The first question:
Yesterday you said that those who search will miss. And one of your famous books is called, “Those Who Search Find.” What is the truth? Please explain.
Mulla Nasruddin and his friend were traveling home on a certain path. Suddenly, his friend grabbed Nasruddin’s arm, saying, “Quick! Run! Escape!” and dragged him into a nearby hotel. Breathing heavily, Mulla followed him nervously. Then he asked, “What’s wrong? Are the people who do vasectomies coming? Why are you so agitated?”
His friend said, “This is even more dangerous than a vasectomy. Did you see my wife coming this way talking with my girlfriend?”
The Mulla carefully looked out and said, “Praise be to Allah for saving me in such a beautiful manner.”
His friend asked him, “Why did you say that Allah has saved you so well?”
Mulla replied, “You were wrong on one point. Your wife is not talking to your girlfriend.

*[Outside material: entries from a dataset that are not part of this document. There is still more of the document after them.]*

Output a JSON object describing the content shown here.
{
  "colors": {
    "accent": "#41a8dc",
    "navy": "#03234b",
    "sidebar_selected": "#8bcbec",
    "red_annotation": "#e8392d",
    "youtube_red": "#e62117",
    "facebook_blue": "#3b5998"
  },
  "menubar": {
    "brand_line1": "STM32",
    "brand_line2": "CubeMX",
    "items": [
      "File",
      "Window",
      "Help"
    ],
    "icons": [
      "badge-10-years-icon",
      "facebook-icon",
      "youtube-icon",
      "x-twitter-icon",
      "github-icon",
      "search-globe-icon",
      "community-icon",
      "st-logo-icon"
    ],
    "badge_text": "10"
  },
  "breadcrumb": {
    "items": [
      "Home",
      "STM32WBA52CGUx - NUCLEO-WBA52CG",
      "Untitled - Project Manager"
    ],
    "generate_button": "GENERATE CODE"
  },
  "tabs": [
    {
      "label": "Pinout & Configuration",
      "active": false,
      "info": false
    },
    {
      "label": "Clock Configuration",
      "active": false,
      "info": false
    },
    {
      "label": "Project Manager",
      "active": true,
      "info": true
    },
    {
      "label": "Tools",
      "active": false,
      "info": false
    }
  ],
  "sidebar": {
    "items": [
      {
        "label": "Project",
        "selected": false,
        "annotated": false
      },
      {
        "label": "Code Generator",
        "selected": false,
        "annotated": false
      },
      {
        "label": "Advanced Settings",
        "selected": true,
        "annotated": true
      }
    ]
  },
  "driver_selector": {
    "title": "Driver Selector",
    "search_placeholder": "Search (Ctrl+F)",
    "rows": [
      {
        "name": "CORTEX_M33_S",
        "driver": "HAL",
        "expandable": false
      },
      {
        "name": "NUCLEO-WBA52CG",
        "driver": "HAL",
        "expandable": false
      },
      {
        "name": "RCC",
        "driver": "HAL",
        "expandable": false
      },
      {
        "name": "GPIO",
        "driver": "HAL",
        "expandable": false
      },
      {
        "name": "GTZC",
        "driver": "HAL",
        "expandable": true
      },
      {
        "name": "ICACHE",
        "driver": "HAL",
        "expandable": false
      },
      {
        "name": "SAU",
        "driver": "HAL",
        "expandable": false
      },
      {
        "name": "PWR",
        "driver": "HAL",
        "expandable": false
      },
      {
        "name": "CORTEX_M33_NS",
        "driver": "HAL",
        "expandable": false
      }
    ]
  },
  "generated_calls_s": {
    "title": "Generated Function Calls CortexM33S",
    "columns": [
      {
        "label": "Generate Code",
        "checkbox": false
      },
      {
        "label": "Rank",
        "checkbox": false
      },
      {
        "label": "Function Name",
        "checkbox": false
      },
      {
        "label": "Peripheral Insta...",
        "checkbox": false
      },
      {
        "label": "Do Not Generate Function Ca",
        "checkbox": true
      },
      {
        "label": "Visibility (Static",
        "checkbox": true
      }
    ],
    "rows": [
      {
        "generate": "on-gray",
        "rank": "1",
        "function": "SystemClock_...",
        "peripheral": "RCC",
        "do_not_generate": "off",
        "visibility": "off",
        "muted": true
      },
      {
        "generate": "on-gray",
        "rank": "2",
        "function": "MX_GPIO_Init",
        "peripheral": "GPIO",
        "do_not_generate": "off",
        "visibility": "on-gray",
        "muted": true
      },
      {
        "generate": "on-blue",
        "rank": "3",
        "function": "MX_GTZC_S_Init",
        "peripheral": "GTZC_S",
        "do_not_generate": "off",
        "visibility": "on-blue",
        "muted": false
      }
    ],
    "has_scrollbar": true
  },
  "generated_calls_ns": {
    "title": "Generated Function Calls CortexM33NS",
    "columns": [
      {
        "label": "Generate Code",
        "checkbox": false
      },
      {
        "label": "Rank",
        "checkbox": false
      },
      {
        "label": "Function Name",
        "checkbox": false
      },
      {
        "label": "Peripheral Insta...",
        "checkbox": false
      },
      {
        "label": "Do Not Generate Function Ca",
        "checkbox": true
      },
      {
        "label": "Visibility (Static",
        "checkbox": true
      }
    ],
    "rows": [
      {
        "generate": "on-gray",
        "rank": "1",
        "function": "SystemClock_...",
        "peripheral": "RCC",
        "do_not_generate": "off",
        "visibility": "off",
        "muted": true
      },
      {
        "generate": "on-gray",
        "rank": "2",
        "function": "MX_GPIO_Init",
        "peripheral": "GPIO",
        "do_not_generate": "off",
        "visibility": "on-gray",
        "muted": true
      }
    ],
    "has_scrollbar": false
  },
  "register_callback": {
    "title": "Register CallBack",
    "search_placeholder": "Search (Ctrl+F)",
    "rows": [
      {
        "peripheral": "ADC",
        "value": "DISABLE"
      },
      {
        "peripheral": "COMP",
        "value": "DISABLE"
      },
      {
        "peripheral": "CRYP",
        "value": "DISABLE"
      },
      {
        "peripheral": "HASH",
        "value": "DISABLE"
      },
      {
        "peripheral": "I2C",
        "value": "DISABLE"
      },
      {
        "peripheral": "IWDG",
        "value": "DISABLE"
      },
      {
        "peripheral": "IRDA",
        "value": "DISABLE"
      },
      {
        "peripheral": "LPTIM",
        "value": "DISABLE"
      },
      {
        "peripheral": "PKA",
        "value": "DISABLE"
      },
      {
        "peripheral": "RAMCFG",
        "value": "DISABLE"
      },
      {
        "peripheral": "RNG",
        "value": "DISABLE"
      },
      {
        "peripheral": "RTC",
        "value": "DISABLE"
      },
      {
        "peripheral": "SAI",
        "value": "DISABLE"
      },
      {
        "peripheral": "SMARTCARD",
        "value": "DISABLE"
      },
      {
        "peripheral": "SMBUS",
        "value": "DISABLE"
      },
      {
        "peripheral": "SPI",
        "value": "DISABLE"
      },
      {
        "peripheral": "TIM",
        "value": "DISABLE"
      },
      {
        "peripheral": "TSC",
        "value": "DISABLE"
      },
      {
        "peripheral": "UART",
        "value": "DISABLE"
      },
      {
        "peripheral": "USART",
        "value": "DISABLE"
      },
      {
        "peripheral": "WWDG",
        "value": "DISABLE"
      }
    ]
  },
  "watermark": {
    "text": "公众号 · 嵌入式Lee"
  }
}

My wife is talking to my girlfriend.”
But both the things can be true simultaneously; there is no contradiction in this. “Those who search find” and “Those who search lose” can both be true at the same time. There is no contradiction. Try to understand this. The one who never searches will never find anything, but the one who only goes on searching will also never find anything. There comes a day when you must seek and there comes a day when you must stop this seeking and simply sit down. “Those who search find” is the first step. Half of the journey involves searching. The other half takes place when you stop searching.

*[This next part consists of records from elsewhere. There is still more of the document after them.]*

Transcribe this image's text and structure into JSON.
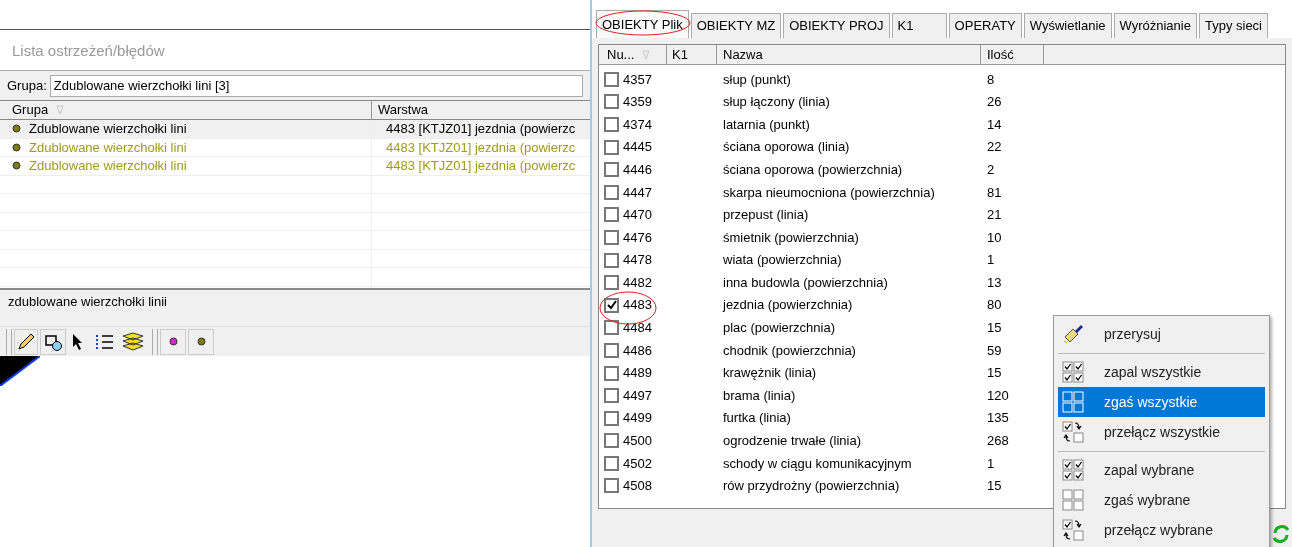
{
  "warnings_panel": {
    "title": "Lista ostrzeżeń/błędów",
    "group_label": "Grupa:",
    "group_value": "Zdublowane wierzchołki lini [3]",
    "columns": [
      "Grupa",
      "Warstwa"
    ],
    "rows": [
      {
        "group": "Zdublowane wierzchołki lini",
        "layer": "4483 [KTJZ01] jezdnia (powierzc",
        "selected": true
      },
      {
        "group": "Zdublowane wierzchołki lini",
        "layer": "4483 [KTJZ01] jezdnia (powierzc",
        "selected": false
      },
      {
        "group": "Zdublowane wierzchołki lini",
        "layer": "4483 [KTJZ01] jezdnia (powierzc",
        "selected": false
      }
    ],
    "description": "zdublowane wierzchołki linii"
  },
  "tabs": [
    {
      "label": "OBIEKTY Plik",
      "selected": true
    },
    {
      "label": "OBIEKTY MZ",
      "selected": false
    },
    {
      "label": "OBIEKTY PROJ",
      "selected": false
    },
    {
      "label": "K1",
      "selected": false
    },
    {
      "label": "OPERATY",
      "selected": false
    },
    {
      "label": "Wyświetlanie",
      "selected": false
    },
    {
      "label": "Wyróżnianie",
      "selected": false
    },
    {
      "label": "Typy sieci",
      "selected": false
    }
  ],
  "objects_table": {
    "columns": [
      "Nu...",
      "K1",
      "Nazwa",
      "Ilość"
    ],
    "rows": [
      {
        "number": "4357",
        "name": "słup (punkt)",
        "count": "8",
        "checked": false
      },
      {
        "number": "4359",
        "name": "słup łączony (linia)",
        "count": "26",
        "checked": false
      },
      {
        "number": "4374",
        "name": "latarnia (punkt)",
        "count": "14",
        "checked": false
      },
      {
        "number": "4445",
        "name": "ściana oporowa (linia)",
        "count": "22",
        "checked": false
      },
      {
        "number": "4446",
        "name": "ściana oporowa (powierzchnia)",
        "count": "2",
        "checked": false
      },
      {
        "number": "4447",
        "name": "skarpa nieumocniona (powierzchnia)",
        "count": "81",
        "checked": false
      },
      {
        "number": "4470",
        "name": "przepust (linia)",
        "count": "21",
        "checked": false
      },
      {
        "number": "4476",
        "name": "śmietnik (powierzchnia)",
        "count": "10",
        "checked": false
      },
      {
        "number": "4478",
        "name": "wiata (powierzchnia)",
        "count": "1",
        "checked": false
      },
      {
        "number": "4482",
        "name": "inna budowla (powierzchnia)",
        "count": "13",
        "checked": false
      },
      {
        "number": "4483",
        "name": "jezdnia (powierzchnia)",
        "count": "80",
        "checked": true
      },
      {
        "number": "4484",
        "name": "plac (powierzchnia)",
        "count": "15",
        "checked": false
      },
      {
        "number": "4486",
        "name": "chodnik (powierzchnia)",
        "count": "59",
        "checked": false
      },
      {
        "number": "4489",
        "name": "krawężnik (linia)",
        "count": "15",
        "checked": false
      },
      {
        "number": "4497",
        "name": "brama (linia)",
        "count": "120",
        "checked": false
      },
      {
        "number": "4499",
        "name": "furtka (linia)",
        "count": "135",
        "checked": false
      },
      {
        "number": "4500",
        "name": "ogrodzenie trwałe (linia)",
        "count": "268",
        "checked": false
      },
      {
        "number": "4502",
        "name": "schody w ciągu komunikacyjnym",
        "count": "1",
        "checked": false
      },
      {
        "number": "4508",
        "name": "rów przydrożny (powierzchnia)",
        "count": "15",
        "checked": false
      }
    ]
  },
  "context_menu": {
    "groups": [
      [
        {
          "label": "przerysuj",
          "kind": "brush",
          "selected": false
        }
      ],
      [
        {
          "label": "zapal wszystkie",
          "kind": "check_all",
          "selected": false
        },
        {
          "label": "zgaś wszystkie",
          "kind": "uncheck_all",
          "selected": true
        },
        {
          "label": "przełącz wszystkie",
          "kind": "toggle",
          "selected": false
        }
      ],
      [
        {
          "label": "zapal wybrane",
          "kind": "check_all",
          "selected": false
        },
        {
          "label": "zgaś wybrane",
          "kind": "uncheck_all",
          "selected": false
        },
        {
          "label": "przełącz wybrane",
          "kind": "toggle",
          "selected": false
        }
      ]
    ]
  }
}
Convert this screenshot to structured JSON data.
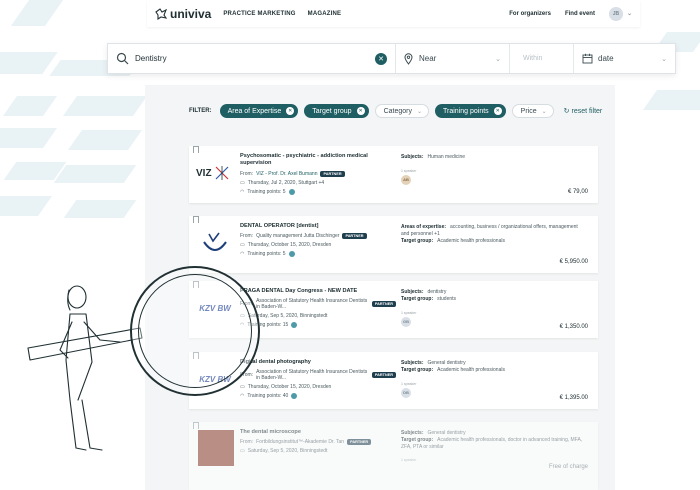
{
  "nav": {
    "logo": "univiva",
    "links": [
      "PRACTICE MARKETING",
      "MAGAZINE"
    ],
    "right_links": [
      "For organizers",
      "Find event"
    ],
    "avatar_initials": "JB"
  },
  "search": {
    "query": "Dentistry",
    "near_placeholder": "Near",
    "within_placeholder": "Within",
    "date_placeholder": "date"
  },
  "filter": {
    "label": "FILTER:",
    "chips": [
      {
        "label": "Area of Expertise",
        "active": true
      },
      {
        "label": "Target group",
        "active": true
      },
      {
        "label": "Category",
        "active": false
      },
      {
        "label": "Training points",
        "active": true
      },
      {
        "label": "Price",
        "active": false
      }
    ],
    "reset_label": "reset filter"
  },
  "events": [
    {
      "logo_text": "VIZ",
      "title": "Psychosomatic - psychiatric - addiction medical supervision",
      "from_prefix": "From:",
      "from": "VIZ - Prof. Dr. Axel Bumann",
      "partner": "PARTNER",
      "date": "Thursday, Jul 2, 2020, Stuttgart +4",
      "points": "Training points: 5",
      "meta": [
        {
          "k": "Subjects:",
          "v": "Human medicine"
        }
      ],
      "speaker_label": "1 speaker",
      "speaker_initials": "AB",
      "price": "€ 79,00"
    },
    {
      "logo_text": "",
      "title": "DENTAL OPERATOR [dentist]",
      "from_prefix": "From:",
      "from": "Quality management Jutta Dischinger",
      "partner": "PARTNER",
      "date": "Thursday, October 15, 2020, Dresden",
      "points": "Training points: 5",
      "meta": [
        {
          "k": "Areas of expertise:",
          "v": "accounting, business / organizational offers, management and personnel +1"
        },
        {
          "k": "Target group:",
          "v": "Academic health professionals"
        }
      ],
      "speaker_label": "",
      "speaker_initials": "",
      "price": "€ 5,950.00"
    },
    {
      "logo_text": "KZV BW",
      "title": "PRAGA DENTAL Day Congress - NEW DATE",
      "from_prefix": "From:",
      "from": "Association of Statutory Health Insurance Dentists in Baden-W...",
      "partner": "PARTNER",
      "date": "Saturday, Sep 5, 2020, Binningstedt",
      "points": "Training points: 15",
      "meta": [
        {
          "k": "Subjects:",
          "v": "dentistry"
        },
        {
          "k": "Target group:",
          "v": "students"
        }
      ],
      "speaker_label": "1 speaker",
      "speaker_initials": "GB",
      "price": "€ 1,350.00"
    },
    {
      "logo_text": "KZV BW",
      "title": "Digital dental photography",
      "from_prefix": "From:",
      "from": "Association of Statutory Health Insurance Dentists in Baden-W...",
      "partner": "PARTNER",
      "date": "Thursday, October 15, 2020, Dresden",
      "points": "Training points: 40",
      "meta": [
        {
          "k": "Subjects:",
          "v": "General dentistry"
        },
        {
          "k": "Target group:",
          "v": "Academic health professionals"
        }
      ],
      "speaker_label": "1 speaker",
      "speaker_initials": "DB",
      "price": "€ 1,395.00"
    },
    {
      "logo_text": "",
      "title": "The dental microscope",
      "from_prefix": "From:",
      "from": "Fortbildungsinstitut™-Akademie Dr. Tan",
      "partner": "PARTNER",
      "date": "Saturday, Sep 5, 2020, Binningstedt",
      "points": "",
      "meta": [
        {
          "k": "Subjects:",
          "v": "General dentistry"
        },
        {
          "k": "Target group:",
          "v": "Academic health professionals, doctor in advanced training, MFA, ZFA, PTA or similar"
        }
      ],
      "speaker_label": "1 speaker",
      "speaker_initials": "",
      "price": "Free of charge"
    }
  ],
  "colors": {
    "accent": "#1f5f63",
    "bg_stripe": "#e9f2f5"
  }
}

Buddha searched for six years. He toiled ceaslessly. He did whatever he could, whatever his teachers told him to do. He practiced yoga, he recited mantras, he followed great asceticism, he fasted, he was devout, he meditated…he did everything. He drowned himself completely in all of these activities, but with no result.